It’s too simplistic to blame one single factor for the economic challenges we face now and into 2023. Few could have predicted a pandemic, or war in Ukraine, or perhaps even the reaction of the markets to the mini-budget.
There is little doubt that 2023 will see a recession and that this may impact on the housing market as people delay purchasing their first home and resist moving up (or down) the housing ladder, potentially resulting in a slowdown in house sales.
All efforts should be focused on managing inflation to restabilise the economy, to enable us to return to a period of sustainable economic growth as quickly as possible.
The announcement on 5 December that the requirement for mandatory housing targets is being removed from the Levelling Up and Regeneration Bill has inevitably created further, considerable, concern within the development industry. Although housing targets were of course never mandatory, but were expected to be met unless good reasons existed to avoid doing so.
Currently, the standard method (the formula, based on projected household growth and historic under-supply, which is used to identify the minimum number of homes to be planned for in each local planning authority) provides a starting point for the housing requirements of Local Plans. This then determines the number of homes built and the extent to which demand is met. The proposed removal of housing targets is a very disappointing decision as it will inevitably result in under-delivery, at a time when annual housing delivery has declined to its lowest level for five years. It will undoubtedly do nothing to address the housing crisis and support economic growth.
Ultimately, if local authorities do not need to meet housing requirement figures, many will choose not to identify sites for new housing. In addition to this impacting housing availability now, it is likely have impacts on the number of homes available and therefore house prices, for generations to come.
Further impacts may include a deepening of the recession, as construction represents around 7% of UK GDP and with it, an increase in unemployment - as construction remains a labour-intensive industry and much of what remains of UK manufacturing-base is linked to construction. This, again, could affect house prices.

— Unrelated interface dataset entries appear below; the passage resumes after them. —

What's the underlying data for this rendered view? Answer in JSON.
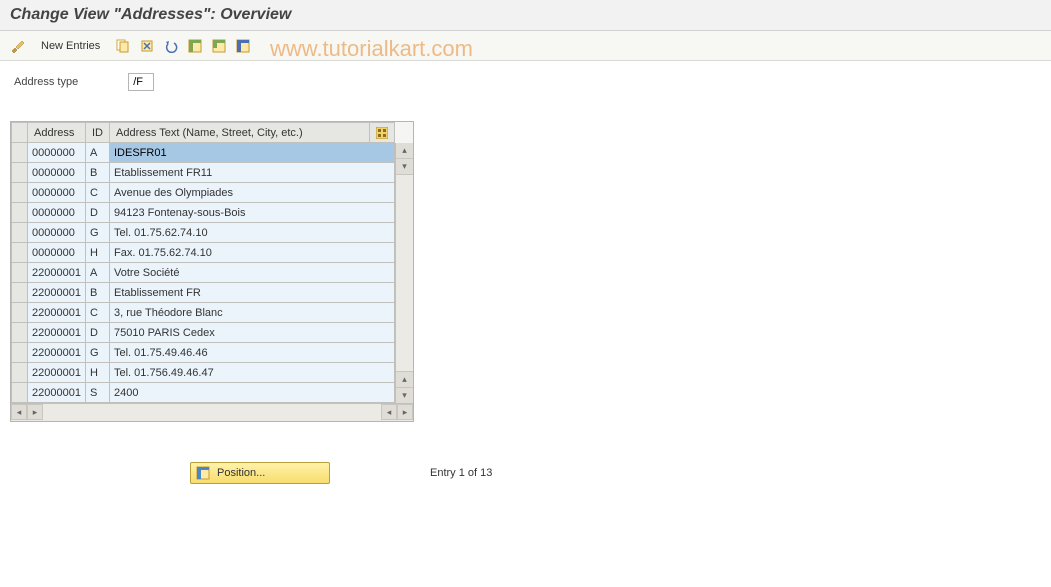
{
  "title": "Change View \"Addresses\": Overview",
  "watermark": "www.tutorialkart.com",
  "toolbar": {
    "new_entries_label": "New Entries"
  },
  "filter": {
    "label": "Address type",
    "value": "/F"
  },
  "columns": {
    "address": "Address",
    "id": "ID",
    "text": "Address Text (Name, Street, City, etc.)"
  },
  "rows": [
    {
      "address": "0000000",
      "id": "A",
      "text": "IDESFR01",
      "selected": true
    },
    {
      "address": "0000000",
      "id": "B",
      "text": "Etablissement FR11"
    },
    {
      "address": "0000000",
      "id": "C",
      "text": "Avenue des Olympiades"
    },
    {
      "address": "0000000",
      "id": "D",
      "text": "94123 Fontenay-sous-Bois"
    },
    {
      "address": "0000000",
      "id": "G",
      "text": "Tel. 01.75.62.74.10"
    },
    {
      "address": "0000000",
      "id": "H",
      "text": "Fax. 01.75.62.74.10"
    },
    {
      "address": "22000001",
      "id": "A",
      "text": "Votre Société"
    },
    {
      "address": "22000001",
      "id": "B",
      "text": "Etablissement FR"
    },
    {
      "address": "22000001",
      "id": "C",
      "text": "3, rue Théodore Blanc"
    },
    {
      "address": "22000001",
      "id": "D",
      "text": "75010 PARIS Cedex"
    },
    {
      "address": "22000001",
      "id": "G",
      "text": "Tel. 01.75.49.46.46"
    },
    {
      "address": "22000001",
      "id": "H",
      "text": "Tel. 01.756.49.46.47"
    },
    {
      "address": "22000001",
      "id": "S",
      "text": "2400"
    }
  ],
  "footer": {
    "position_label": "Position...",
    "entry_text": "Entry 1 of 13"
  }
}
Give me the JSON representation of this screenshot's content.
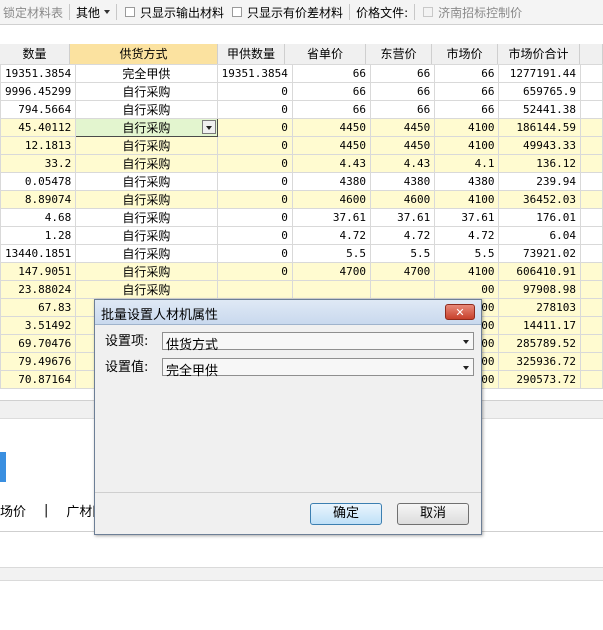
{
  "toolbar": {
    "item1": "锁定材料表",
    "item2": "其他",
    "item3": "只显示输出材料",
    "item4": "只显示有价差材料",
    "item5": "价格文件:",
    "item6": "济南招标控制价"
  },
  "table": {
    "headers": [
      "数量",
      "供货方式",
      "甲供数量",
      "省单价",
      "东营价",
      "市场价",
      "市场价合计"
    ],
    "rows": [
      {
        "qty": "19351.3854",
        "supply": "完全甲供",
        "jia": "19351.3854",
        "prov": "66",
        "dy": "66",
        "mkt": "66",
        "total": "1277191.44"
      },
      {
        "qty": "9996.45299",
        "supply": "自行采购",
        "jia": "0",
        "prov": "66",
        "dy": "66",
        "mkt": "66",
        "total": "659765.9"
      },
      {
        "qty": "794.5664",
        "supply": "自行采购",
        "jia": "0",
        "prov": "66",
        "dy": "66",
        "mkt": "66",
        "total": "52441.38"
      },
      {
        "qty": "45.40112",
        "supply": "自行采购",
        "jia": "0",
        "prov": "4450",
        "dy": "4450",
        "mkt": "4100",
        "total": "186144.59"
      },
      {
        "qty": "12.1813",
        "supply": "自行采购",
        "jia": "0",
        "prov": "4450",
        "dy": "4450",
        "mkt": "4100",
        "total": "49943.33"
      },
      {
        "qty": "33.2",
        "supply": "自行采购",
        "jia": "0",
        "prov": "4.43",
        "dy": "4.43",
        "mkt": "4.1",
        "total": "136.12"
      },
      {
        "qty": "0.05478",
        "supply": "自行采购",
        "jia": "0",
        "prov": "4380",
        "dy": "4380",
        "mkt": "4380",
        "total": "239.94"
      },
      {
        "qty": "8.89074",
        "supply": "自行采购",
        "jia": "0",
        "prov": "4600",
        "dy": "4600",
        "mkt": "4100",
        "total": "36452.03"
      },
      {
        "qty": "4.68",
        "supply": "自行采购",
        "jia": "0",
        "prov": "37.61",
        "dy": "37.61",
        "mkt": "37.61",
        "total": "176.01"
      },
      {
        "qty": "1.28",
        "supply": "自行采购",
        "jia": "0",
        "prov": "4.72",
        "dy": "4.72",
        "mkt": "4.72",
        "total": "6.04"
      },
      {
        "qty": "13440.1851",
        "supply": "自行采购",
        "jia": "0",
        "prov": "5.5",
        "dy": "5.5",
        "mkt": "5.5",
        "total": "73921.02"
      },
      {
        "qty": "147.9051",
        "supply": "自行采购",
        "jia": "0",
        "prov": "4700",
        "dy": "4700",
        "mkt": "4100",
        "total": "606410.91"
      },
      {
        "qty": "23.88024",
        "supply": "自行采购",
        "jia": "",
        "prov": "",
        "dy": "",
        "mkt": "00",
        "total": "97908.98"
      },
      {
        "qty": "67.83",
        "supply": "",
        "jia": "",
        "prov": "",
        "dy": "",
        "mkt": "00",
        "total": "278103"
      },
      {
        "qty": "3.51492",
        "supply": "",
        "jia": "",
        "prov": "",
        "dy": "",
        "mkt": "00",
        "total": "14411.17"
      },
      {
        "qty": "69.70476",
        "supply": "",
        "jia": "",
        "prov": "",
        "dy": "",
        "mkt": "00",
        "total": "285789.52"
      },
      {
        "qty": "79.49676",
        "supply": "",
        "jia": "",
        "prov": "",
        "dy": "",
        "mkt": "00",
        "total": "325936.72"
      },
      {
        "qty": "70.87164",
        "supply": "",
        "jia": "",
        "prov": "",
        "dy": "",
        "mkt": "00",
        "total": "290573.72"
      }
    ]
  },
  "bottom": {
    "link1": "场价",
    "sep": "|",
    "link2": "广材网"
  },
  "dialog": {
    "title": "批量设置人材机属性",
    "close": "✕",
    "label_item": "设置项:",
    "value_item": "供货方式",
    "label_value": "设置值:",
    "value_value": "完全甲供",
    "ok": "确定",
    "cancel": "取消"
  },
  "colors": {
    "row_yellow": "#fffbd0",
    "header_active": "#fbe2a0",
    "selected_cell": "#e3f5cf",
    "accent_blue": "#3a8fe0"
  }
}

2023 was always going to be difficult. It required a clear plan for, and investment in, sustainable housing growth. The recent politically-motivated and ill-considered decision to scrap housing targets unfortunately outweighs any benefits brought about by the Autumn Statement.